    In all honesty I don’t doubt that another part of the issue is size of tech. It costs more to make things smaller and companies want to make a watch that is affordable. While I don’t think that is any excuse to NOT make watches that work better for smaller wrists, I can see it being used as one, and it would be true, to a point.

    I can see, potentially, a future where women’s smart watches may cost more than men’s purely based on the size and not on functionality. Whether it is because it ACTUALLY costs more… well, marketing is marketing. I just don’t know enough about the components and cost of building a smart watch to be a good judge as to whether it should cost more.

    Maybe a good compromise on the company side would be to charge an average price? So if a smaller watch costs $400 to make and larger costs $300 maybe they sell both for $350? (totally arbitrary numbers)

    In the end, it is all speculation. My wife wants a smart watch and I am constantly on the hunt to find one that will work well for her – we are eying the Pebble Time very closely and hope to see one in the wild before purchase. I currently wear the original Pebble Steel myself.

  9. nonev

    Also I guy who wants a smaller watch. Small wrists, but also looking for a more for a thinner classical styled smart watch around 38-40 mm

    • Awghost5

      Check out the pebble time round. It’s seriously thin. I have the 14 mm watch band model, but the 20mm band models are more unisex.

  10. Awghost5

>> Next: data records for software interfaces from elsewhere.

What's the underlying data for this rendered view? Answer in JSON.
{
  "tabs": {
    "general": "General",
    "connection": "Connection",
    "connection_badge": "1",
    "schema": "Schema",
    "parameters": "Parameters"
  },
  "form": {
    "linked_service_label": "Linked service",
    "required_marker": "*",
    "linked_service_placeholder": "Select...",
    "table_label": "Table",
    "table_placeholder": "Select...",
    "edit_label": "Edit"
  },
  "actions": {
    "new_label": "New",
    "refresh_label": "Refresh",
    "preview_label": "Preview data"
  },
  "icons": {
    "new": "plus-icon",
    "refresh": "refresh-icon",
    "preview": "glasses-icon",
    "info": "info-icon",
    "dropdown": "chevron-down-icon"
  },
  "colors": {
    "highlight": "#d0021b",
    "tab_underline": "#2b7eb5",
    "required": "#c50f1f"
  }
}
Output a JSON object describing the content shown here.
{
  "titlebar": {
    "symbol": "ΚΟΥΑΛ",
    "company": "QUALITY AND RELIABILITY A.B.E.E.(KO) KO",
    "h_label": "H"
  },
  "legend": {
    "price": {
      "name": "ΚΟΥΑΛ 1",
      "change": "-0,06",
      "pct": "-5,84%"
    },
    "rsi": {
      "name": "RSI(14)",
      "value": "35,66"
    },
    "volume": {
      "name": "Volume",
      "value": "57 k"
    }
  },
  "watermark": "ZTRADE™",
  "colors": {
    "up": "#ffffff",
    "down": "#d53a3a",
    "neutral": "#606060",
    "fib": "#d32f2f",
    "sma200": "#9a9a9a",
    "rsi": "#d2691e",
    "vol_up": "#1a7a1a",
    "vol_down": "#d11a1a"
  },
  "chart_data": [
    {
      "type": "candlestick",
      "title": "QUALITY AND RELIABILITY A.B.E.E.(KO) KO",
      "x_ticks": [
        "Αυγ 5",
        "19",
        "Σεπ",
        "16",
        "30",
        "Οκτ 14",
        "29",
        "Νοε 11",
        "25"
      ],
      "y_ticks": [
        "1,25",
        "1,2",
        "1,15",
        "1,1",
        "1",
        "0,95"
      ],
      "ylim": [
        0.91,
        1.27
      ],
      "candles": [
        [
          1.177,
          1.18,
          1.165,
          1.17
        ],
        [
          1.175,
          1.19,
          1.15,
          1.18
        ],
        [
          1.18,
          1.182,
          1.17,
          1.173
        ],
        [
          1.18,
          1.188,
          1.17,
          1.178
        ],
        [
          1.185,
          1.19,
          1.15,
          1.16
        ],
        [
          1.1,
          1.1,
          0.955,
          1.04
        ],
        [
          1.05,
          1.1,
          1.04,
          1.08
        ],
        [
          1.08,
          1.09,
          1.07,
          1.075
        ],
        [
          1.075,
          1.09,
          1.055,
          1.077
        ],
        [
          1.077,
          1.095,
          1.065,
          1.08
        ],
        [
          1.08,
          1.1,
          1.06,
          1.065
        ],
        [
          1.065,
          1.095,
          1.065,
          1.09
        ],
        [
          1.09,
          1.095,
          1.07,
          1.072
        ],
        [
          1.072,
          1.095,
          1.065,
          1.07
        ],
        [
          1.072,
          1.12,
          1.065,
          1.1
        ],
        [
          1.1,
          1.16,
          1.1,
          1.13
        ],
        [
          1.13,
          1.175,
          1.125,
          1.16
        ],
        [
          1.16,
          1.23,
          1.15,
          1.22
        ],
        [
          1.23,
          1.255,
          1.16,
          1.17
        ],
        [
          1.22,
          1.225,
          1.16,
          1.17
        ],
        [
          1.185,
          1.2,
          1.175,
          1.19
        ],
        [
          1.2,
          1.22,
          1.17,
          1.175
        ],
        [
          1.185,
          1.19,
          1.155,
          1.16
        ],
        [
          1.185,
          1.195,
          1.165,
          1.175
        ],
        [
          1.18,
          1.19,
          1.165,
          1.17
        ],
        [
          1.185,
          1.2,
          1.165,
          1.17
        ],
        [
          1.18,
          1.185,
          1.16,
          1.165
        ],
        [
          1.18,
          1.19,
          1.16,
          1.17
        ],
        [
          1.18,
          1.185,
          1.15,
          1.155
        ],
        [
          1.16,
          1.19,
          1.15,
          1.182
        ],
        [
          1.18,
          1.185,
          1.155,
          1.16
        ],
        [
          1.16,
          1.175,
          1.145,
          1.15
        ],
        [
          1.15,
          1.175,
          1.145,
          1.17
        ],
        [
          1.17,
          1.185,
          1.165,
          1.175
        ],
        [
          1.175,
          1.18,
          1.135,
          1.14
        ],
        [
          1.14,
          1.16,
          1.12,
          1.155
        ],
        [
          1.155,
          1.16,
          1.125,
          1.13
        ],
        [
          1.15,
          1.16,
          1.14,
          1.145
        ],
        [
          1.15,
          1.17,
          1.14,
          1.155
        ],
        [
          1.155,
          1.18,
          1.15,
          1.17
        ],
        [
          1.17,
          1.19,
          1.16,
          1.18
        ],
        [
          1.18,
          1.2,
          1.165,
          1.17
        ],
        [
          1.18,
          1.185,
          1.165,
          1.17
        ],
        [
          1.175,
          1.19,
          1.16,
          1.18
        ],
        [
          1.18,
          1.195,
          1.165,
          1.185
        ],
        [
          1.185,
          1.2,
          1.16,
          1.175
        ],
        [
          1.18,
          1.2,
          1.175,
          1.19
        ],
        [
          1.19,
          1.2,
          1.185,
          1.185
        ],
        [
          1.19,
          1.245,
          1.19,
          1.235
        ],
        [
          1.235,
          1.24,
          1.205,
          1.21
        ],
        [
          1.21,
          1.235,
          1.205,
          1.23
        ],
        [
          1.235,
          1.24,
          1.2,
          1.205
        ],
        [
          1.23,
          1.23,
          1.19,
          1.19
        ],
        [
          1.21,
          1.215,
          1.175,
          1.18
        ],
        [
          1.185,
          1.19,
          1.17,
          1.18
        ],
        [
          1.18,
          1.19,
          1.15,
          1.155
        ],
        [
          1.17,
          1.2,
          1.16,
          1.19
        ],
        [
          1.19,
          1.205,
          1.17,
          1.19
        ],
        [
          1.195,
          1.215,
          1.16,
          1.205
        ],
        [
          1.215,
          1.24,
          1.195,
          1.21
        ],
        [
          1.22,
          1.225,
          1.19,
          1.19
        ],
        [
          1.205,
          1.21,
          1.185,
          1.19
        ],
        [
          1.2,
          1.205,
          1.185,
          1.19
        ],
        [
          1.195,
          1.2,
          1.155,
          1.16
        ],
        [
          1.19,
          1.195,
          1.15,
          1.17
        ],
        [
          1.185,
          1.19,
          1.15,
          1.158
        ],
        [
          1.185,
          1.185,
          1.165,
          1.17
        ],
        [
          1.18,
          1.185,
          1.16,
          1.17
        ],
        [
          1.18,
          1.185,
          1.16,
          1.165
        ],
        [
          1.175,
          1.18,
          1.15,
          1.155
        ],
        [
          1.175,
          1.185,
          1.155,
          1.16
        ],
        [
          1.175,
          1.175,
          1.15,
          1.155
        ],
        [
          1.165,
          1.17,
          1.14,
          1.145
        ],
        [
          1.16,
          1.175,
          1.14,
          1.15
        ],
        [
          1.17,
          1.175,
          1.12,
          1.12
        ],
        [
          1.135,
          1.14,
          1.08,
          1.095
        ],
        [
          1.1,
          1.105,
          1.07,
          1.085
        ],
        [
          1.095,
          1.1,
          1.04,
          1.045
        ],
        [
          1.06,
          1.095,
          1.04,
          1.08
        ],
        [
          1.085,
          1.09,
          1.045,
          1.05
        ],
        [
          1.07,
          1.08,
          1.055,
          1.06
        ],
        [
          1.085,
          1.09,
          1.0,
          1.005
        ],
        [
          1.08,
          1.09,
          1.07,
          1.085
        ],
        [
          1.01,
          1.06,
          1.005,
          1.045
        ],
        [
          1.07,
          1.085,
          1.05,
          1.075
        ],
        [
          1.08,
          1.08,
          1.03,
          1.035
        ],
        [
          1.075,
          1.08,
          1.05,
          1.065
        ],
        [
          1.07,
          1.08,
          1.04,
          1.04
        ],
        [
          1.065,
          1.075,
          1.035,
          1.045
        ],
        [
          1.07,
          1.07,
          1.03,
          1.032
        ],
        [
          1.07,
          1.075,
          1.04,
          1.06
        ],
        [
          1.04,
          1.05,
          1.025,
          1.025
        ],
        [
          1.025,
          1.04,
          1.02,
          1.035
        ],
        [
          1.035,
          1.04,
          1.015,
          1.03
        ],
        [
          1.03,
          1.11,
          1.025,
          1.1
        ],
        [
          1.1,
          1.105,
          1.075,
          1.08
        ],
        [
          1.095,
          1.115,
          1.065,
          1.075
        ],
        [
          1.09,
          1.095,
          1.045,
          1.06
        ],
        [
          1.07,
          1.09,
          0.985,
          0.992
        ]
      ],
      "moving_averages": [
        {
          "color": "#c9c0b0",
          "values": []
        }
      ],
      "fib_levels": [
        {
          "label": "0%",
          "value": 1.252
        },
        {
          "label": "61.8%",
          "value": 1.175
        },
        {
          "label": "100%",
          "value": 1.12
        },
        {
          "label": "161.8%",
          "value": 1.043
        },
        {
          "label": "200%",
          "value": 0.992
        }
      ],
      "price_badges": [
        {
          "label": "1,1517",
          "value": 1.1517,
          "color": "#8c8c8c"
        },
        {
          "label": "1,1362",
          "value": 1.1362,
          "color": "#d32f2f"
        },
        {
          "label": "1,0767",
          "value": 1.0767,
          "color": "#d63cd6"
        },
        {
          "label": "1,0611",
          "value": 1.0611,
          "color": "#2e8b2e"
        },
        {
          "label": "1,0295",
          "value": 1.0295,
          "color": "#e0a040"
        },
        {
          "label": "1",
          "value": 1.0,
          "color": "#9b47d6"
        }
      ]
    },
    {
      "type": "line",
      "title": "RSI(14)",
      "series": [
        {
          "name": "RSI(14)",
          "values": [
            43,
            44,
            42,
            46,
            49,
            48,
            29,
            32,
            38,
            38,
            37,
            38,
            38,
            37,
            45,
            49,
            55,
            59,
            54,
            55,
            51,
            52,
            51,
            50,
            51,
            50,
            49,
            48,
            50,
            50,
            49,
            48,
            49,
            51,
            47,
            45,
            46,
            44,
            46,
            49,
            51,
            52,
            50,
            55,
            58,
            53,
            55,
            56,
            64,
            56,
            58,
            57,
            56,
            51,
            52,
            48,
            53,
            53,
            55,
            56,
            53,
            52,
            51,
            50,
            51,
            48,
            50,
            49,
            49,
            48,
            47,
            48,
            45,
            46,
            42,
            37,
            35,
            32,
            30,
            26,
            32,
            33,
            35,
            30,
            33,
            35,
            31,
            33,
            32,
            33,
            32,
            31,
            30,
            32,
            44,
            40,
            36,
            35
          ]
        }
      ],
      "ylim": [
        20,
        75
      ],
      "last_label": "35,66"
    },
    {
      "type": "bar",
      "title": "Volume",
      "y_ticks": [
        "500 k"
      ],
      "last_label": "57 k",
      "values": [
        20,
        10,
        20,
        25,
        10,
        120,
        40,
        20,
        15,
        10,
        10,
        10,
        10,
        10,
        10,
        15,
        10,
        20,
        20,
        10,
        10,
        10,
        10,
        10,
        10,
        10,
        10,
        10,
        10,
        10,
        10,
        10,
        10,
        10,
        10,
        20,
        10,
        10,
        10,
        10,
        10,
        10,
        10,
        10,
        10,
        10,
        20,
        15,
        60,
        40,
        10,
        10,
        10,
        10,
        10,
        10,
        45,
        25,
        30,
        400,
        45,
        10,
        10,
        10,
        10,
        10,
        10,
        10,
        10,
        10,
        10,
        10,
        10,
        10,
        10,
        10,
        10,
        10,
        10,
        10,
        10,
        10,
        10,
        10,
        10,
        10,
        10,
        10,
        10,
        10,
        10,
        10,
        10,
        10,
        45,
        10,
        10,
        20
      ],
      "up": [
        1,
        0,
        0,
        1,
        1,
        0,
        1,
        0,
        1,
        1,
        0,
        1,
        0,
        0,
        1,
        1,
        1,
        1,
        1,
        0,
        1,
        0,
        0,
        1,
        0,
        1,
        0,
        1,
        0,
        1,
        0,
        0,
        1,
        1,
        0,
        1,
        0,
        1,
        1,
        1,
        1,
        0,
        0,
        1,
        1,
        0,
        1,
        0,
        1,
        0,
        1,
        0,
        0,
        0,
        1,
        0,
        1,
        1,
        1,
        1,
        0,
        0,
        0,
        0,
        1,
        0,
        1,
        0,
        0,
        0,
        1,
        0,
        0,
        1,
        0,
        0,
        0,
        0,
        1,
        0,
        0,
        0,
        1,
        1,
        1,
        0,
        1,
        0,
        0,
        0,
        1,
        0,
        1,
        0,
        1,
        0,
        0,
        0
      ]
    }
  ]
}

    I have the pebble time round and love it. It’s thin, it’s pretty, and I get compliments on it all the time. It’s like wearing a Skagen or Swatch, only it does stuff. (Ignore the messy desk.)
    I know this is over a year after this was written, but hopefully there will be other companies following in Pebble’s footsteps.